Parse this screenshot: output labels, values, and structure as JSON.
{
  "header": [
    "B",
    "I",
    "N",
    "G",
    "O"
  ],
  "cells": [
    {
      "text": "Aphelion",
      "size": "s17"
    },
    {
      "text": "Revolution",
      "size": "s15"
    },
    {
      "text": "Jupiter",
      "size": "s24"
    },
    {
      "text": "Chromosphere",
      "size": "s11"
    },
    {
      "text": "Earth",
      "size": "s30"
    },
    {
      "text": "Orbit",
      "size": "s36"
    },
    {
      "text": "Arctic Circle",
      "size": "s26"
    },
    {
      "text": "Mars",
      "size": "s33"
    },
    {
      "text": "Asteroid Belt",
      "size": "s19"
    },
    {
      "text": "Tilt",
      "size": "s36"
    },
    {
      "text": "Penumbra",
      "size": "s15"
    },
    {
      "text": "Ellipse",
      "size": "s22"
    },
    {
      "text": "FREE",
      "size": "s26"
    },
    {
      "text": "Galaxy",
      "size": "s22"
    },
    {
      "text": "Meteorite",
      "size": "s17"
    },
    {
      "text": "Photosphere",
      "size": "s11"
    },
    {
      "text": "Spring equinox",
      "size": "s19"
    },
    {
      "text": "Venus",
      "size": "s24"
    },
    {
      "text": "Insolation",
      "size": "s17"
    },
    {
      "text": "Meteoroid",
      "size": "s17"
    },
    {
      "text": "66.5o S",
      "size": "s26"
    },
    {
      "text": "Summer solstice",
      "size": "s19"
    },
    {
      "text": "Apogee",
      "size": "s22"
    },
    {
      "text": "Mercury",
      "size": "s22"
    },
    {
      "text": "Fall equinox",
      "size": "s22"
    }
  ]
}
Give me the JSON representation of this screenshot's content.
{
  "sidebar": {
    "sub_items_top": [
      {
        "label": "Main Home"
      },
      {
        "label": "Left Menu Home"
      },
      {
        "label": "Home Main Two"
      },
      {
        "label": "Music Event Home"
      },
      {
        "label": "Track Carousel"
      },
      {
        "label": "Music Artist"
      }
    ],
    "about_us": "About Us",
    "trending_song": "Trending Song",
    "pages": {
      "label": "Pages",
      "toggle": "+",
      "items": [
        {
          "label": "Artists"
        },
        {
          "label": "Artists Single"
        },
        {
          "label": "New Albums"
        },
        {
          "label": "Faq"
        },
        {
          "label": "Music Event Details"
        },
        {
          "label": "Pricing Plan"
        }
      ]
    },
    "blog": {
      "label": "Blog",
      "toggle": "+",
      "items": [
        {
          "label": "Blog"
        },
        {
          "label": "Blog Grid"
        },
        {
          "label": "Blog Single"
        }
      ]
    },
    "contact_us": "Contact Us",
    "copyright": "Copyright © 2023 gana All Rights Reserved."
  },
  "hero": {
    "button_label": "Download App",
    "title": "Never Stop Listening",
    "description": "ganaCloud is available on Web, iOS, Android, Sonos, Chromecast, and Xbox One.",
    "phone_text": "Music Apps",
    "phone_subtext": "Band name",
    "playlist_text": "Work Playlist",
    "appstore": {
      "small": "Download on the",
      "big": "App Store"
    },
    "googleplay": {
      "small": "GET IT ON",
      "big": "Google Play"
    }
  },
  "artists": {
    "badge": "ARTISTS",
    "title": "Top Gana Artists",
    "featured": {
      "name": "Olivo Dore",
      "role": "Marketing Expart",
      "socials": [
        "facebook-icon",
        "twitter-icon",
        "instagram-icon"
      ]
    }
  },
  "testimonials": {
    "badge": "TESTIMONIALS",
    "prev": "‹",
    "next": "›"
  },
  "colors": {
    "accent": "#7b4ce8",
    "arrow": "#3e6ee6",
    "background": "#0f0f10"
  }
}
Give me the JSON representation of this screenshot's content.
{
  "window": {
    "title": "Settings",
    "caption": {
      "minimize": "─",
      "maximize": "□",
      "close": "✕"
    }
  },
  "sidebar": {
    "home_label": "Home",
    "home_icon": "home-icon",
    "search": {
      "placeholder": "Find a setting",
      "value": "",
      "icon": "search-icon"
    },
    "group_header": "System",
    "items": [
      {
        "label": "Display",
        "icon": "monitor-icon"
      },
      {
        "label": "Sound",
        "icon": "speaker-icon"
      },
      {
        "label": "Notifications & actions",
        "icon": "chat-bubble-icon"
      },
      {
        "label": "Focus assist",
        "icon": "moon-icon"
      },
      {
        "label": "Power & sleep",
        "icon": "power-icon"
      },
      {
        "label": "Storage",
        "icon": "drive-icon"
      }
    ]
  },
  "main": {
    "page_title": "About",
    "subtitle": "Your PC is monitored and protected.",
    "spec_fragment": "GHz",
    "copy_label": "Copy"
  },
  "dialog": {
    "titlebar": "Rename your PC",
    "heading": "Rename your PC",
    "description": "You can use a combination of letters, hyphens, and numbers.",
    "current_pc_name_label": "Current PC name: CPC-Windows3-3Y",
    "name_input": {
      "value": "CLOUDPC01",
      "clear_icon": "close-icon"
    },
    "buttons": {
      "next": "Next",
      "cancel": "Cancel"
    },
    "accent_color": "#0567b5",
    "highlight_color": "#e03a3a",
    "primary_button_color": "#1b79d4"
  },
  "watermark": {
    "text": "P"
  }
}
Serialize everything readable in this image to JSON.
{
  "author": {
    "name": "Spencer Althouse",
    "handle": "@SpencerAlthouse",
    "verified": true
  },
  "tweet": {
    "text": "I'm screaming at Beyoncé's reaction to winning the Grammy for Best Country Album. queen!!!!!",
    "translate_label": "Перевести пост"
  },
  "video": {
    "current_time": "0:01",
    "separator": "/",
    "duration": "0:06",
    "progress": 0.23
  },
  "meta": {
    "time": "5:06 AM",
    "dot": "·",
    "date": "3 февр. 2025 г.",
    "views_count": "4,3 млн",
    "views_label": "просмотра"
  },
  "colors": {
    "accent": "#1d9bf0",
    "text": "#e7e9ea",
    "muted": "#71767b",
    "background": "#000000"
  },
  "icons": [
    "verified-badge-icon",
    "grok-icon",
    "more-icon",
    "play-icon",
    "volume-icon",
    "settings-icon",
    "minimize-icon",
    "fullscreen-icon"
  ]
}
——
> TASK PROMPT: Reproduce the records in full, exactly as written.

> ANSWER TO THIS EXERCISE:
Parse this screenshot: output labels, values, and structure as JSON.
{
  "header": [
    "B",
    "I",
    "N",
    "G",
    "O"
  ],
  "cells": [
    {
      "text": "Aphelion",
      "size": "s17"
    },
    {
      "text": "Revolution",
      "size": "s15"
    },
    {
      "text": "Jupiter",
      "size": "s24"
    },
    {
      "text": "Chromosphere",
      "size": "s11"
    },
    {
      "text": "Earth",
      "size": "s30"
    },
    {
      "text": "Orbit",
      "size": "s36"
    },
    {
      "text": "Arctic Circle",
      "size": "s26"
    },
    {
      "text": "Mars",
      "size": "s33"
    },
    {
      "text": "Asteroid Belt",
      "size": "s19"
    },
    {
      "text": "Tilt",
      "size": "s36"
    },
    {
      "text": "Penumbra",
      "size": "s15"
    },
    {
      "text": "Ellipse",
      "size": "s22"
    },
    {
      "text": "FREE",
      "size": "s26"
    },
    {
      "text": "Galaxy",
      "size": "s22"
    },
    {
      "text": "Meteorite",
      "size": "s17"
    },
    {
      "text": "Photosphere",
      "size": "s11"
    },
    {
      "text": "Spring equinox",
      "size": "s19"
    },
    {
      "text": "Venus",
      "size": "s24"
    },
    {
      "text": "Insolation",
      "size": "s17"
    },
    {
      "text": "Meteoroid",
      "size": "s17"
    },
    {
      "text": "66.5o S",
      "size": "s26"
    },
    {
      "text": "Summer solstice",
      "size": "s19"
    },
    {
      "text": "Apogee",
      "size": "s22"
    },
    {
      "text": "Mercury",
      "size": "s22"
    },
    {
      "text": "Fall equinox",
      "size": "s22"
    }
  ]
}
Give me the JSON representation of this screenshot's content.
{
  "sidebar": {
    "sub_items_top": [
      {
        "label": "Main Home"
      },
      {
        "label": "Left Menu Home"
      },
      {
        "label": "Home Main Two"
      },
      {
        "label": "Music Event Home"
      },
      {
        "label": "Track Carousel"
      },
      {
        "label": "Music Artist"
      }
    ],
    "about_us": "About Us",
    "trending_song": "Trending Song",
    "pages": {
      "label": "Pages",
      "toggle": "+",
      "items": [
        {
          "label": "Artists"
        },
        {
          "label": "Artists Single"
        },
        {
          "label": "New Albums"
        },
        {
          "label": "Faq"
        },
        {
          "label": "Music Event Details"
        },
        {
          "label": "Pricing Plan"
        }
      ]
    },
    "blog": {
      "label": "Blog",
      "toggle": "+",
      "items": [
        {
          "label": "Blog"
        },
        {
          "label": "Blog Grid"
        },
        {
          "label": "Blog Single"
        }
      ]
    },
    "contact_us": "Contact Us",
    "copyright": "Copyright © 2023 gana All Rights Reserved."
  },
  "hero": {
    "button_label": "Download App",
    "title": "Never Stop Listening",
    "description": "ganaCloud is available on Web, iOS, Android, Sonos, Chromecast, and Xbox One.",
    "phone_text": "Music Apps",
    "phone_subtext": "Band name",
    "playlist_text": "Work Playlist",
    "appstore": {
      "small": "Download on the",
      "big": "App Store"
    },
    "googleplay": {
      "small": "GET IT ON",
      "big": "Google Play"
    }
  },
  "artists": {
    "badge": "ARTISTS",
    "title": "Top Gana Artists",
    "featured": {
      "name": "Olivo Dore",
      "role": "Marketing Expart",
      "socials": [
        "facebook-icon",
        "twitter-icon",
        "instagram-icon"
      ]
    }
  },
  "testimonials": {
    "badge": "TESTIMONIALS",
    "prev": "‹",
    "next": "›"
  },
  "colors": {
    "accent": "#7b4ce8",
    "arrow": "#3e6ee6",
    "background": "#0f0f10"
  }
}
Give me the JSON representation of this screenshot's content.
{
  "window": {
    "title": "Settings",
    "caption": {
      "minimize": "─",
      "maximize": "□",
      "close": "✕"
    }
  },
  "sidebar": {
    "home_label": "Home",
    "home_icon": "home-icon",
    "search": {
      "placeholder": "Find a setting",
      "value": "",
      "icon": "search-icon"
    },
    "group_header": "System",
    "items": [
      {
        "label": "Display",
        "icon": "monitor-icon"
      },
      {
        "label": "Sound",
        "icon": "speaker-icon"
      },
      {
        "label": "Notifications & actions",
        "icon": "chat-bubble-icon"
      },
      {
        "label": "Focus assist",
        "icon": "moon-icon"
      },
      {
        "label": "Power & sleep",
        "icon": "power-icon"
      },
      {
        "label": "Storage",
        "icon": "drive-icon"
      }
    ]
  },
  "main": {
    "page_title": "About",
    "subtitle": "Your PC is monitored and protected.",
    "spec_fragment": "GHz",
    "copy_label": "Copy"
  },
  "dialog": {
    "titlebar": "Rename your PC",
    "heading": "Rename your PC",
    "description": "You can use a combination of letters, hyphens, and numbers.",
    "current_pc_name_label": "Current PC name: CPC-Windows3-3Y",
    "name_input": {
      "value": "CLOUDPC01",
      "clear_icon": "close-icon"
    },
    "buttons": {
      "next": "Next",
      "cancel": "Cancel"
    },
    "accent_color": "#0567b5",
    "highlight_color": "#e03a3a",
    "primary_button_color": "#1b79d4"
  },
  "watermark": {
    "text": "P"
  }
}
Serialize everything readable in this image to JSON.
{
  "author": {
    "name": "Spencer Althouse",
    "handle": "@SpencerAlthouse",
    "verified": true
  },
  "tweet": {
    "text": "I'm screaming at Beyoncé's reaction to winning the Grammy for Best Country Album. queen!!!!!",
    "translate_label": "Перевести пост"
  },
  "video": {
    "current_time": "0:01",
    "separator": "/",
    "duration": "0:06",
    "progress": 0.23
  },
  "meta": {
    "time": "5:06 AM",
    "dot": "·",
    "date": "3 февр. 2025 г.",
    "views_count": "4,3 млн",
    "views_label": "просмотра"
  },
  "colors": {
    "accent": "#1d9bf0",
    "text": "#e7e9ea",
    "muted": "#71767b",
    "background": "#000000"
  },
  "icons": [
    "verified-badge-icon",
    "grok-icon",
    "more-icon",
    "play-icon",
    "volume-icon",
    "settings-icon",
    "minimize-icon",
    "fullscreen-icon"
  ]
}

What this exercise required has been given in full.